● **Exercise**
Restate the records underneath, keeping each one exactly the same.

● **Input**
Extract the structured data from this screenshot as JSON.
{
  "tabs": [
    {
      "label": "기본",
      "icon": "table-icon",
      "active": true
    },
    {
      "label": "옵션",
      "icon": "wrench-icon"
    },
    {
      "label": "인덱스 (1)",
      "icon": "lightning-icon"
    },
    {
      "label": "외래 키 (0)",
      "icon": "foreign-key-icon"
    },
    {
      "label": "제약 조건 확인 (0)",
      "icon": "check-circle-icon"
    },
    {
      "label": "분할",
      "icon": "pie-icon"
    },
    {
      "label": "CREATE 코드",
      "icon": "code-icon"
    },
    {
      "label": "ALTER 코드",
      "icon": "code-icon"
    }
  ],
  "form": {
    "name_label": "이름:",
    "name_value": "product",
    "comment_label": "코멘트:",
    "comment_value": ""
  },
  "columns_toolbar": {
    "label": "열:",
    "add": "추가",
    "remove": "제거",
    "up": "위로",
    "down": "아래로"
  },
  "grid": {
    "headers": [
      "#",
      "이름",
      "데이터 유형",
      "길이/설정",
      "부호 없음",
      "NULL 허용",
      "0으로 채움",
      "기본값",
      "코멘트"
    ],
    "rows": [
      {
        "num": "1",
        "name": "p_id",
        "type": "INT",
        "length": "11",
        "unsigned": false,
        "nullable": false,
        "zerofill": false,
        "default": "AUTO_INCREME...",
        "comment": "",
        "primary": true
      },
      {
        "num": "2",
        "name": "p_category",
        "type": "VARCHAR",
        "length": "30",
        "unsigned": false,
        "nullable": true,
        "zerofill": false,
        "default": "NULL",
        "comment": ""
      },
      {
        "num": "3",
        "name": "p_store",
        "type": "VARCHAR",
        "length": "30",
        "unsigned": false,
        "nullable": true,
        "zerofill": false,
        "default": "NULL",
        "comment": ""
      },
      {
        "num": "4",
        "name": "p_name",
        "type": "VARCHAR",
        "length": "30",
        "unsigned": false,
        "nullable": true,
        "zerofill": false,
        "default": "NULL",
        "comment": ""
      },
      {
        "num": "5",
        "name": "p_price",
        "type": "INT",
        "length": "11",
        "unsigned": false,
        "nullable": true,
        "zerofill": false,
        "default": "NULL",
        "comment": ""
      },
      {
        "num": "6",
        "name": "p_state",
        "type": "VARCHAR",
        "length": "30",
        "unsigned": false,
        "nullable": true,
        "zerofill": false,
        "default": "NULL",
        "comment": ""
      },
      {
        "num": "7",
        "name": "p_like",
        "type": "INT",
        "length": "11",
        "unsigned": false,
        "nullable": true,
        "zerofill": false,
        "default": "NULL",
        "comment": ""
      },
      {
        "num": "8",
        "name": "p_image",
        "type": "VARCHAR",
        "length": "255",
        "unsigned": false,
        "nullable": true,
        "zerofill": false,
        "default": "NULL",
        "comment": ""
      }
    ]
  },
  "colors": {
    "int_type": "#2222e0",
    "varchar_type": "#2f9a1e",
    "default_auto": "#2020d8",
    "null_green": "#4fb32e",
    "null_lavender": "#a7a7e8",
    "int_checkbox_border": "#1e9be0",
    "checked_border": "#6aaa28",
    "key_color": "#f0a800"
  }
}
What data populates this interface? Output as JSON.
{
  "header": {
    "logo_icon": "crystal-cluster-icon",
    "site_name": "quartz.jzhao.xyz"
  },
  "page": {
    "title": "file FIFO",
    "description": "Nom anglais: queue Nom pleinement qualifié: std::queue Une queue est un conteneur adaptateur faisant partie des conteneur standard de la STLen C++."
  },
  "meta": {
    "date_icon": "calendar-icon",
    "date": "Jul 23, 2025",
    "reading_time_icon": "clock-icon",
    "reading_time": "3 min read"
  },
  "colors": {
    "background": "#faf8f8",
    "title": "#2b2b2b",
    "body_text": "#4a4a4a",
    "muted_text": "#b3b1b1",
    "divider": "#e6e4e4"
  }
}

● **Problem solution**
Extract the structured data from this screenshot as JSON.
{
  "tabs": [
    {
      "label": "기본",
      "icon": "table-icon",
      "active": true
    },
    {
      "label": "옵션",
      "icon": "wrench-icon"
    },
    {
      "label": "인덱스 (1)",
      "icon": "lightning-icon"
    },
    {
      "label": "외래 키 (0)",
      "icon": "foreign-key-icon"
    },
    {
      "label": "제약 조건 확인 (0)",
      "icon": "check-circle-icon"
    },
    {
      "label": "분할",
      "icon": "pie-icon"
    },
    {
      "label": "CREATE 코드",
      "icon": "code-icon"
    },
    {
      "label": "ALTER 코드",
      "icon": "code-icon"
    }
  ],
  "form": {
    "name_label": "이름:",
    "name_value": "product",
    "comment_label": "코멘트:",
    "comment_value": ""
  },
  "columns_toolbar": {
    "label": "열:",
    "add": "추가",
    "remove": "제거",
    "up": "위로",
    "down": "아래로"
  },
  "grid": {
    "headers": [
      "#",
      "이름",
      "데이터 유형",
      "길이/설정",
      "부호 없음",
      "NULL 허용",
      "0으로 채움",
      "기본값",
      "코멘트"
    ],
    "rows": [
      {
        "num": "1",
        "name": "p_id",
        "type": "INT",
        "length": "11",
        "unsigned": false,
        "nullable": false,
        "zerofill": false,
        "default": "AUTO_INCREME...",
        "comment": "",
        "primary": true
      },
      {
        "num": "2",
        "name": "p_category",
        "type": "VARCHAR",
        "length": "30",
        "unsigned": false,
        "nullable": true,
        "zerofill": false,
        "default": "NULL",
        "comment": ""
      },
      {
        "num": "3",
        "name": "p_store",
        "type": "VARCHAR",
        "length": "30",
        "unsigned": false,
        "nullable": true,
        "zerofill": false,
        "default": "NULL",
        "comment": ""
      },
      {
        "num": "4",
        "name": "p_name",
        "type": "VARCHAR",
        "length": "30",
        "unsigned": false,
        "nullable": true,
        "zerofill": false,
        "default": "NULL",
        "comment": ""
      },
      {
        "num": "5",
        "name": "p_price",
        "type": "INT",
        "length": "11",
        "unsigned": false,
        "nullable": true,
        "zerofill": false,
        "default": "NULL",
        "comment": ""
      },
      {
        "num": "6",
        "name": "p_state",
        "type": "VARCHAR",
        "length": "30",
        "unsigned": false,
        "nullable": true,
        "zerofill": false,
        "default": "NULL",
        "comment": ""
      },
      {
        "num": "7",
        "name": "p_like",
        "type": "INT",
        "length": "11",
        "unsigned": false,
        "nullable": true,
        "zerofill": false,
        "default": "NULL",
        "comment": ""
      },
      {
        "num": "8",
        "name": "p_image",
        "type": "VARCHAR",
        "length": "255",
        "unsigned": false,
        "nullable": true,
        "zerofill": false,
        "default": "NULL",
        "comment": ""
      }
    ]
  },
  "colors": {
    "int_type": "#2222e0",
    "varchar_type": "#2f9a1e",
    "default_auto": "#2020d8",
    "null_green": "#4fb32e",
    "null_lavender": "#a7a7e8",
    "int_checkbox_border": "#1e9be0",
    "checked_border": "#6aaa28",
    "key_color": "#f0a800"
  }
}
What data populates this interface? Output as JSON.
{
  "header": {
    "logo_icon": "crystal-cluster-icon",
    "site_name": "quartz.jzhao.xyz"
  },
  "page": {
    "title": "file FIFO",
    "description": "Nom anglais: queue Nom pleinement qualifié: std::queue Une queue est un conteneur adaptateur faisant partie des conteneur standard de la STLen C++."
  },
  "meta": {
    "date_icon": "calendar-icon",
    "date": "Jul 23, 2025",
    "reading_time_icon": "clock-icon",
    "reading_time": "3 min read"
  },
  "colors": {
    "background": "#faf8f8",
    "title": "#2b2b2b",
    "body_text": "#4a4a4a",
    "muted_text": "#b3b1b1",
    "divider": "#e6e4e4"
  }
}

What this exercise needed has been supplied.